* **TRY IT**
The records appear below. Report how many of their lines contain the word "woman", giving the number alone.

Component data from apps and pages
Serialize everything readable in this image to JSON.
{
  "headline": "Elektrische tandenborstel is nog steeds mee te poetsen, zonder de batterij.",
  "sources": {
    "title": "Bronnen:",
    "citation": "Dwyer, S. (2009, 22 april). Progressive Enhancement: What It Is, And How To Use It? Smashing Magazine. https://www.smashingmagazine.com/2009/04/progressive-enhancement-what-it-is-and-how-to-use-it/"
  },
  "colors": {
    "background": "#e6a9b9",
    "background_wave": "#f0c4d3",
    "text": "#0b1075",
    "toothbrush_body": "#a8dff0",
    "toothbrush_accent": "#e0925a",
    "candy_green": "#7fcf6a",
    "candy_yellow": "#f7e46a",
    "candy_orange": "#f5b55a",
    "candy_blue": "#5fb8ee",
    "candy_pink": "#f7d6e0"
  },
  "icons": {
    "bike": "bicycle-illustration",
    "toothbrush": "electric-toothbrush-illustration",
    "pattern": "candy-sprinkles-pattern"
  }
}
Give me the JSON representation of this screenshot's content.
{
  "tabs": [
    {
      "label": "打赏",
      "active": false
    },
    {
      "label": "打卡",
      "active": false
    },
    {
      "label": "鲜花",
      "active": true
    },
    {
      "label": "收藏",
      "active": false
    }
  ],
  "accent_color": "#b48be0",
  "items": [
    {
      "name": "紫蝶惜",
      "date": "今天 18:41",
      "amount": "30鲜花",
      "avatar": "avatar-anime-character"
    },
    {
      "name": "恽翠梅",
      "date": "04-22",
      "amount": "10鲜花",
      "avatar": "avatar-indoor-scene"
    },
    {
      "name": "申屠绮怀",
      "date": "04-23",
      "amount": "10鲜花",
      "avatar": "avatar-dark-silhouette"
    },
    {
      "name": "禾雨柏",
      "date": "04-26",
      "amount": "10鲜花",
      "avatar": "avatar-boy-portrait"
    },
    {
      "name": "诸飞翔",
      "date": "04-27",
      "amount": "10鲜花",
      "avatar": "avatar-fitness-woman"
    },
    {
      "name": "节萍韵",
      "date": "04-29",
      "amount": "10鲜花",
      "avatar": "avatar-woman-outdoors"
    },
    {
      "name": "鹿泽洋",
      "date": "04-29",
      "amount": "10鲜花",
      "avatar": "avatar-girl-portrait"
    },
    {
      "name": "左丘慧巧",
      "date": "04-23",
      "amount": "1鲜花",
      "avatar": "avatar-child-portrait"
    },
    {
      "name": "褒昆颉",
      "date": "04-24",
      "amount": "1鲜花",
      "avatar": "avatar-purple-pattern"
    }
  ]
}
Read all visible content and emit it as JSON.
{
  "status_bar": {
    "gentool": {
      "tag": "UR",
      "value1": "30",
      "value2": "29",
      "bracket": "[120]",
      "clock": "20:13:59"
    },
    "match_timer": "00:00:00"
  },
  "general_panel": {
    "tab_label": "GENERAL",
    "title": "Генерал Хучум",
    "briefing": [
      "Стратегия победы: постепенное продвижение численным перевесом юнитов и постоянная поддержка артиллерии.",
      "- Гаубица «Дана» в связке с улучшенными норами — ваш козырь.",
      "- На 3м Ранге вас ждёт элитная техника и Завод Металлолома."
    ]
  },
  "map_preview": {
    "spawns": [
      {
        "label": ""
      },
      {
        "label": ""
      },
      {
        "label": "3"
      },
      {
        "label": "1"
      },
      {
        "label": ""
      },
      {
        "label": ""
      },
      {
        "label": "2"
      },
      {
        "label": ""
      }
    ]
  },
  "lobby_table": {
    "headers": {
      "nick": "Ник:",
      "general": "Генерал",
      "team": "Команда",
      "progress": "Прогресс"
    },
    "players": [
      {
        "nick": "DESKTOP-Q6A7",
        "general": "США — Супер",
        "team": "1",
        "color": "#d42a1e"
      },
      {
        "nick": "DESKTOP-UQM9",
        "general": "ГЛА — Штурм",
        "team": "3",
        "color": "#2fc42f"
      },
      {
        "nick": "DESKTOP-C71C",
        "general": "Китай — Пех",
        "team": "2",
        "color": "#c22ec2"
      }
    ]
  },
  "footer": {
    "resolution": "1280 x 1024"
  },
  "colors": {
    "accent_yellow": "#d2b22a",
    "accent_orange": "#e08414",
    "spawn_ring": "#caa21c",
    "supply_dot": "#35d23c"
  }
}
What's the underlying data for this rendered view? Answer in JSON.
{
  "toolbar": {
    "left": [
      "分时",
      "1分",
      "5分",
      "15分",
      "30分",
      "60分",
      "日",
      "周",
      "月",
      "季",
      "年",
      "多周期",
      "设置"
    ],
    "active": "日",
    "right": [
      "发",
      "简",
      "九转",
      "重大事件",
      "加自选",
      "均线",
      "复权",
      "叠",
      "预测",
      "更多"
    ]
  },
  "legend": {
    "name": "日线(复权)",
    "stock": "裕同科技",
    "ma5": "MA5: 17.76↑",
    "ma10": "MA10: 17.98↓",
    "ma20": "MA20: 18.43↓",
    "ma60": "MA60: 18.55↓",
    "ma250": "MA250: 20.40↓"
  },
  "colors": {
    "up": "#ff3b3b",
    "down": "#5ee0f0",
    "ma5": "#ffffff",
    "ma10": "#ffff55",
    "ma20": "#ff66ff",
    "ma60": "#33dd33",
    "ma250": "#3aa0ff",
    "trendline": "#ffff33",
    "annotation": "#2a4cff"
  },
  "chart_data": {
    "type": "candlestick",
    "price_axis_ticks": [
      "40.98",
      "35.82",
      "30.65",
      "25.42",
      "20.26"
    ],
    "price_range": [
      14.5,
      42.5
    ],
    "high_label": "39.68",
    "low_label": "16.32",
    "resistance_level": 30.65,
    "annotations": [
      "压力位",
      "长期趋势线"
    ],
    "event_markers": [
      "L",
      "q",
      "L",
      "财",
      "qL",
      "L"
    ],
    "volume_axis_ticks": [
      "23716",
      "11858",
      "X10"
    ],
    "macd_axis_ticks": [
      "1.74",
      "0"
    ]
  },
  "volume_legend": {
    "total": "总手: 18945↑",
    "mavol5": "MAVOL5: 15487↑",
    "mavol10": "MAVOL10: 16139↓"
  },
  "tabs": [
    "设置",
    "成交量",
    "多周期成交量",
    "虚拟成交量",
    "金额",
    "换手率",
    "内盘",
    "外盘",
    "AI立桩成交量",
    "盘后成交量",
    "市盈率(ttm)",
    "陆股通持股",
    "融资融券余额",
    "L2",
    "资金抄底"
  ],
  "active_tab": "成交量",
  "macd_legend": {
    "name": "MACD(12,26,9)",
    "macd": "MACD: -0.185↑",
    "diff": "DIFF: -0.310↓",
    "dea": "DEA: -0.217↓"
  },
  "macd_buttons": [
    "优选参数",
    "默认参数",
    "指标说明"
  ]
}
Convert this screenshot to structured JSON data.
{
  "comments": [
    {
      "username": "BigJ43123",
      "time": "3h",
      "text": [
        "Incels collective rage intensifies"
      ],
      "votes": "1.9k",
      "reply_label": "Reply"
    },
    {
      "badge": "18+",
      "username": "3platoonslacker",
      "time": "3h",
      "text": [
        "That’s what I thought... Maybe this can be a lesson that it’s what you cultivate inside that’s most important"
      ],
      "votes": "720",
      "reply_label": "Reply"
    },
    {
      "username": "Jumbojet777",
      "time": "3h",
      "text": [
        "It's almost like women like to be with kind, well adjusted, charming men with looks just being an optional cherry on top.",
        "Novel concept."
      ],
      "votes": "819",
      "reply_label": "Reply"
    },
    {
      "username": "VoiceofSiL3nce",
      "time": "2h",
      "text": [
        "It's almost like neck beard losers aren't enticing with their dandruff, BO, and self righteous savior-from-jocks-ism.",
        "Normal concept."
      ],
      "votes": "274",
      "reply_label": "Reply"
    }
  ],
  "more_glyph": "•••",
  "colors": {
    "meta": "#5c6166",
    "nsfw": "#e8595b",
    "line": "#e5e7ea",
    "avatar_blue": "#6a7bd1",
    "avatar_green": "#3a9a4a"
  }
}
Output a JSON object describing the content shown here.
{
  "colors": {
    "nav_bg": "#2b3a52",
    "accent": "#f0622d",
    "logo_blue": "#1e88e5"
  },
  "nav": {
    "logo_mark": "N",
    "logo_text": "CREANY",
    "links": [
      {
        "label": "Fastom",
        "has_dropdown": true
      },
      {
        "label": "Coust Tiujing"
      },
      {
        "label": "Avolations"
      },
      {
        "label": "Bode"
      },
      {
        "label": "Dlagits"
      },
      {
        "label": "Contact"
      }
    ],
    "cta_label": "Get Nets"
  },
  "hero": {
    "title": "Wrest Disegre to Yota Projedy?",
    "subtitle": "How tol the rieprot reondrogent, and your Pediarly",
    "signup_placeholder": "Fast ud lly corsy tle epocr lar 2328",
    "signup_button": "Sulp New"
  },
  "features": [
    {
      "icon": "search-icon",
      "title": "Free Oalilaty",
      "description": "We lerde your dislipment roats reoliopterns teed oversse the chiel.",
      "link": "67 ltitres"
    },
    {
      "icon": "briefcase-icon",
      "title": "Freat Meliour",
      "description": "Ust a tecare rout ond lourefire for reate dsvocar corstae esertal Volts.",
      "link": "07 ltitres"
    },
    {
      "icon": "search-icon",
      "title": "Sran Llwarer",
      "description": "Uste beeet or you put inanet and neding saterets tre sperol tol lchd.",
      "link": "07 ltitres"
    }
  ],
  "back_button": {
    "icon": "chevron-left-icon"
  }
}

* **RESPONSE AREA**
2